Nothing in the data should be left out or altered when it is retyped.

▶ [Collection entries]:
[Start of Attachment]

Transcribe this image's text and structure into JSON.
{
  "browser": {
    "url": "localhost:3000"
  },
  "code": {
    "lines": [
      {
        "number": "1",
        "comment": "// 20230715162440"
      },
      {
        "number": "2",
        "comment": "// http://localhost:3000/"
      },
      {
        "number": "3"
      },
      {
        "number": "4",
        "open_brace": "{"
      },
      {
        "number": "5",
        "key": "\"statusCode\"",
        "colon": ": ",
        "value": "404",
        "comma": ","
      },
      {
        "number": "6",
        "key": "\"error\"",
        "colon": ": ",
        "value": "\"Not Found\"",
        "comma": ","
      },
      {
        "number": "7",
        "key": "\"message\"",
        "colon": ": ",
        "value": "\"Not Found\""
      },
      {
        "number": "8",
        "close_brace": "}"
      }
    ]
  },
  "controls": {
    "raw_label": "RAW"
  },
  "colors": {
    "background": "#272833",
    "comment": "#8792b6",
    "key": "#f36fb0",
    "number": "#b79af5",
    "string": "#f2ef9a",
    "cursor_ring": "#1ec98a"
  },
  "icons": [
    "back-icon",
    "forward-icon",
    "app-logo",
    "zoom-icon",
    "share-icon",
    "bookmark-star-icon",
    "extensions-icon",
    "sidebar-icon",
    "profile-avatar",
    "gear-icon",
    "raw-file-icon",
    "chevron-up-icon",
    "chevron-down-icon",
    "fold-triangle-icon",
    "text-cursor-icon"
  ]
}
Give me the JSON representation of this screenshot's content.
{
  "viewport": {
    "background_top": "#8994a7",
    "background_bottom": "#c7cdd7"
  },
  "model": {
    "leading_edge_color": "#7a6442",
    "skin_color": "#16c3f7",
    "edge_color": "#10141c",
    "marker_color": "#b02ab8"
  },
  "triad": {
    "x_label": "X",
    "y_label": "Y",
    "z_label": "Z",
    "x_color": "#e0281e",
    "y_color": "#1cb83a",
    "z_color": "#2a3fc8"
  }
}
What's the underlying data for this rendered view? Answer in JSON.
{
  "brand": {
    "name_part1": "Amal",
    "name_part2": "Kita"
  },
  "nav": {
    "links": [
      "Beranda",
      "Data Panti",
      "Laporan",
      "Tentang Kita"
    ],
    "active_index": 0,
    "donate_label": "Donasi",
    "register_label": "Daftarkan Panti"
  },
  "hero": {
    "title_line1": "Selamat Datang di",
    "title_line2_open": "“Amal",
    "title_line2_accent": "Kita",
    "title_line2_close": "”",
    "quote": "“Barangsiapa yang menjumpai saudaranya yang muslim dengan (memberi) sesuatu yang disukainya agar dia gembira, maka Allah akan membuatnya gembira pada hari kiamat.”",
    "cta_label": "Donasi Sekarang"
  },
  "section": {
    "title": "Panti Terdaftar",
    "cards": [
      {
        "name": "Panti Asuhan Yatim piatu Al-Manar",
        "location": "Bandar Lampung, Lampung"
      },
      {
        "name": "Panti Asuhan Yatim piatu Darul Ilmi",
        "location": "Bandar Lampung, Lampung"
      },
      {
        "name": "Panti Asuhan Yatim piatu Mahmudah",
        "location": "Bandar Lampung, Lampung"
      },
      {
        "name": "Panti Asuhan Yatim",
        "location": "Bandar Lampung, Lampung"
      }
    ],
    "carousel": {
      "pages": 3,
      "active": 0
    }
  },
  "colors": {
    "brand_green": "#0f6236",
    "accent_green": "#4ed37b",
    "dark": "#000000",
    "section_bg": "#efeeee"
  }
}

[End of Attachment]

▶ [RESULT OF THE EXERCISE]:
Transcribe this image's text and structure into JSON.
{
  "browser": {
    "url": "localhost:3000"
  },
  "code": {
    "lines": [
      {
        "number": "1",
        "comment": "// 20230715162440"
      },
      {
        "number": "2",
        "comment": "// http://localhost:3000/"
      },
      {
        "number": "3"
      },
      {
        "number": "4",
        "open_brace": "{"
      },
      {
        "number": "5",
        "key": "\"statusCode\"",
        "colon": ": ",
        "value": "404",
        "comma": ","
      },
      {
        "number": "6",
        "key": "\"error\"",
        "colon": ": ",
        "value": "\"Not Found\"",
        "comma": ","
      },
      {
        "number": "7",
        "key": "\"message\"",
        "colon": ": ",
        "value": "\"Not Found\""
      },
      {
        "number": "8",
        "close_brace": "}"
      }
    ]
  },
  "controls": {
    "raw_label": "RAW"
  },
  "colors": {
    "background": "#272833",
    "comment": "#8792b6",
    "key": "#f36fb0",
    "number": "#b79af5",
    "string": "#f2ef9a",
    "cursor_ring": "#1ec98a"
  },
  "icons": [
    "back-icon",
    "forward-icon",
    "app-logo",
    "zoom-icon",
    "share-icon",
    "bookmark-star-icon",
    "extensions-icon",
    "sidebar-icon",
    "profile-avatar",
    "gear-icon",
    "raw-file-icon",
    "chevron-up-icon",
    "chevron-down-icon",
    "fold-triangle-icon",
    "text-cursor-icon"
  ]
}
Give me the JSON representation of this screenshot's content.
{
  "viewport": {
    "background_top": "#8994a7",
    "background_bottom": "#c7cdd7"
  },
  "model": {
    "leading_edge_color": "#7a6442",
    "skin_color": "#16c3f7",
    "edge_color": "#10141c",
    "marker_color": "#b02ab8"
  },
  "triad": {
    "x_label": "X",
    "y_label": "Y",
    "z_label": "Z",
    "x_color": "#e0281e",
    "y_color": "#1cb83a",
    "z_color": "#2a3fc8"
  }
}
What's the underlying data for this rendered view? Answer in JSON.
{
  "brand": {
    "name_part1": "Amal",
    "name_part2": "Kita"
  },
  "nav": {
    "links": [
      "Beranda",
      "Data Panti",
      "Laporan",
      "Tentang Kita"
    ],
    "active_index": 0,
    "donate_label": "Donasi",
    "register_label": "Daftarkan Panti"
  },
  "hero": {
    "title_line1": "Selamat Datang di",
    "title_line2_open": "“Amal",
    "title_line2_accent": "Kita",
    "title_line2_close": "”",
    "quote": "“Barangsiapa yang menjumpai saudaranya yang muslim dengan (memberi) sesuatu yang disukainya agar dia gembira, maka Allah akan membuatnya gembira pada hari kiamat.”",
    "cta_label": "Donasi Sekarang"
  },
  "section": {
    "title": "Panti Terdaftar",
    "cards": [
      {
        "name": "Panti Asuhan Yatim piatu Al-Manar",
        "location": "Bandar Lampung, Lampung"
      },
      {
        "name": "Panti Asuhan Yatim piatu Darul Ilmi",
        "location": "Bandar Lampung, Lampung"
      },
      {
        "name": "Panti Asuhan Yatim piatu Mahmudah",
        "location": "Bandar Lampung, Lampung"
      },
      {
        "name": "Panti Asuhan Yatim",
        "location": "Bandar Lampung, Lampung"
      }
    ],
    "carousel": {
      "pages": 3,
      "active": 0
    }
  },
  "colors": {
    "brand_green": "#0f6236",
    "accent_green": "#4ed37b",
    "dark": "#000000",
    "section_bg": "#efeeee"
  }
}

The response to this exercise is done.